### [Problem]
Down to the last line, write out the entries below exactly and omit all pictures.

---------- Data records ----------

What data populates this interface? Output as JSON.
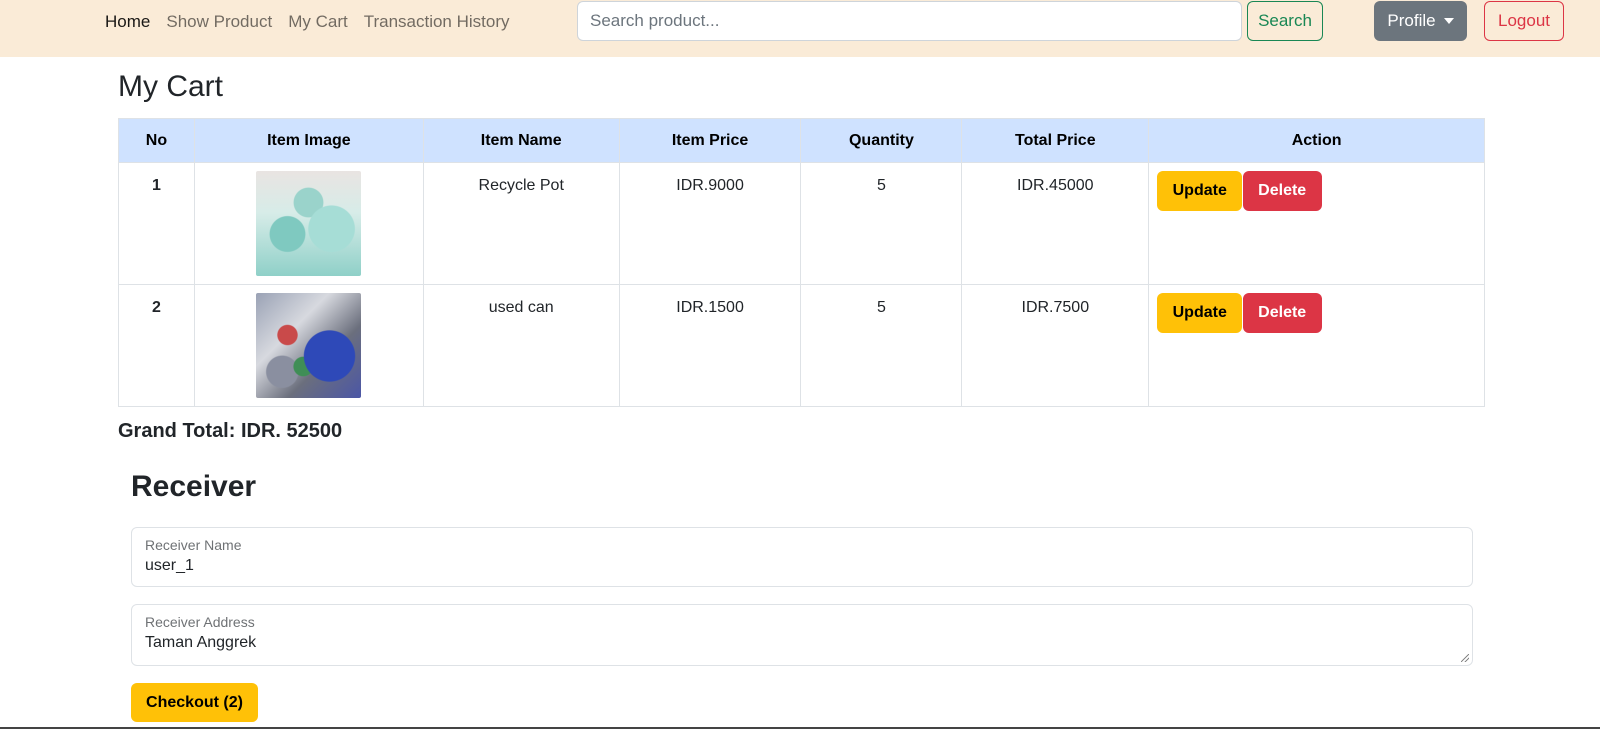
{
  "nav": {
    "links": [
      "Home",
      "Show Product",
      "My Cart",
      "Transaction History"
    ],
    "search_placeholder": "Search product...",
    "search_label": "Search",
    "profile_label": "Profile",
    "logout_label": "Logout"
  },
  "cart": {
    "title": "My Cart",
    "headers": [
      "No",
      "Item Image",
      "Item Name",
      "Item Price",
      "Quantity",
      "Total Price",
      "Action"
    ],
    "rows": [
      {
        "no": "1",
        "image": "recycle-pot-image",
        "name": "Recycle Pot",
        "price": "IDR.9000",
        "quantity": "5",
        "total": "IDR.45000",
        "update_label": "Update",
        "delete_label": "Delete"
      },
      {
        "no": "2",
        "image": "used-can-image",
        "name": "used can",
        "price": "IDR.1500",
        "quantity": "5",
        "total": "IDR.7500",
        "update_label": "Update",
        "delete_label": "Delete"
      }
    ],
    "grand_total": "Grand Total: IDR. 52500"
  },
  "receiver": {
    "title": "Receiver",
    "name_label": "Receiver Name",
    "name_value": "user_1",
    "address_label": "Receiver Address",
    "address_value": "Taman Anggrek",
    "checkout_label": "Checkout (2)"
  },
  "colors": {
    "navbar_bg": "#faebd7",
    "header_bg": "#cfe2ff",
    "warning": "#ffc107",
    "danger": "#dc3545",
    "success": "#198754",
    "secondary": "#6c757d"
  }
}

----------

### [Exercise answer]
What data populates this interface? Output as JSON.
{
  "nav": {
    "links": [
      "Home",
      "Show Product",
      "My Cart",
      "Transaction History"
    ],
    "search_placeholder": "Search product...",
    "search_label": "Search",
    "profile_label": "Profile",
    "logout_label": "Logout"
  },
  "cart": {
    "title": "My Cart",
    "headers": [
      "No",
      "Item Image",
      "Item Name",
      "Item Price",
      "Quantity",
      "Total Price",
      "Action"
    ],
    "rows": [
      {
        "no": "1",
        "image": "recycle-pot-image",
        "name": "Recycle Pot",
        "price": "IDR.9000",
        "quantity": "5",
        "total": "IDR.45000",
        "update_label": "Update",
        "delete_label": "Delete"
      },
      {
        "no": "2",
        "image": "used-can-image",
        "name": "used can",
        "price": "IDR.1500",
        "quantity": "5",
        "total": "IDR.7500",
        "update_label": "Update",
        "delete_label": "Delete"
      }
    ],
    "grand_total": "Grand Total: IDR. 52500"
  },
  "receiver": {
    "title": "Receiver",
    "name_label": "Receiver Name",
    "name_value": "user_1",
    "address_label": "Receiver Address",
    "address_value": "Taman Anggrek",
    "checkout_label": "Checkout (2)"
  },
  "colors": {
    "navbar_bg": "#faebd7",
    "header_bg": "#cfe2ff",
    "warning": "#ffc107",
    "danger": "#dc3545",
    "success": "#198754",
    "secondary": "#6c757d"
  }
}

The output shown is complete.